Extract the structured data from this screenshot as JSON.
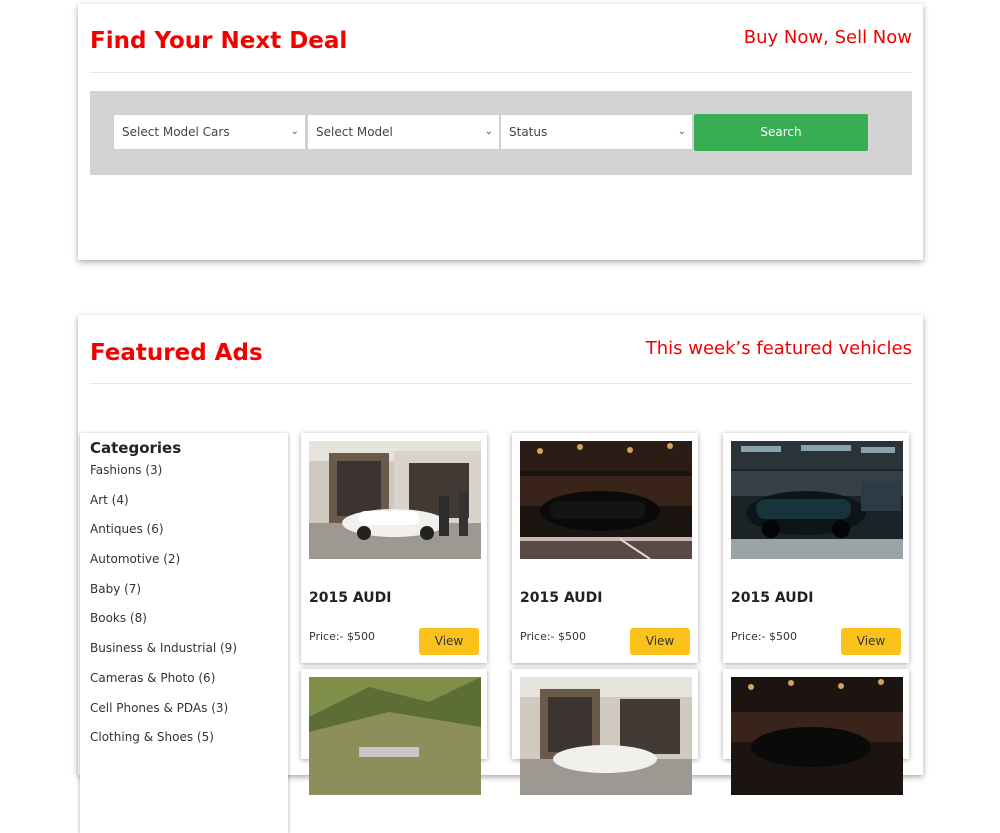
{
  "top_panel": {
    "title": "Find Your Next Deal",
    "tagline": "Buy Now, Sell Now",
    "search": {
      "select_model_cars": "Select Model Cars",
      "select_model": "Select Model",
      "status": "Status",
      "search_button": "Search"
    }
  },
  "featured_panel": {
    "title": "Featured Ads",
    "tagline": "This week’s featured vehicles",
    "categories_title": "Categories",
    "categories": [
      "Fashions (3)",
      "Art (4)",
      "Antiques (6)",
      "Automotive (2)",
      "Baby (7)",
      "Books (8)",
      "Business & Industrial (9)",
      "Cameras & Photo (6)",
      "Cell Phones & PDAs (3)",
      "Clothing & Shoes (5)"
    ],
    "cards": [
      {
        "title": "2015 AUDI",
        "price": "Price:- $500",
        "button": "View"
      },
      {
        "title": "2015 AUDI",
        "price": "Price:- $500",
        "button": "View"
      },
      {
        "title": "2015 AUDI",
        "price": "Price:- $500",
        "button": "View"
      }
    ]
  },
  "colors": {
    "accent_red": "#f20000",
    "search_green": "#37ae54",
    "view_yellow": "#fbc21b",
    "search_bar_gray": "#d3d3d3"
  }
}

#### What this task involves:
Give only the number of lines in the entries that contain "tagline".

#### Answer section:
2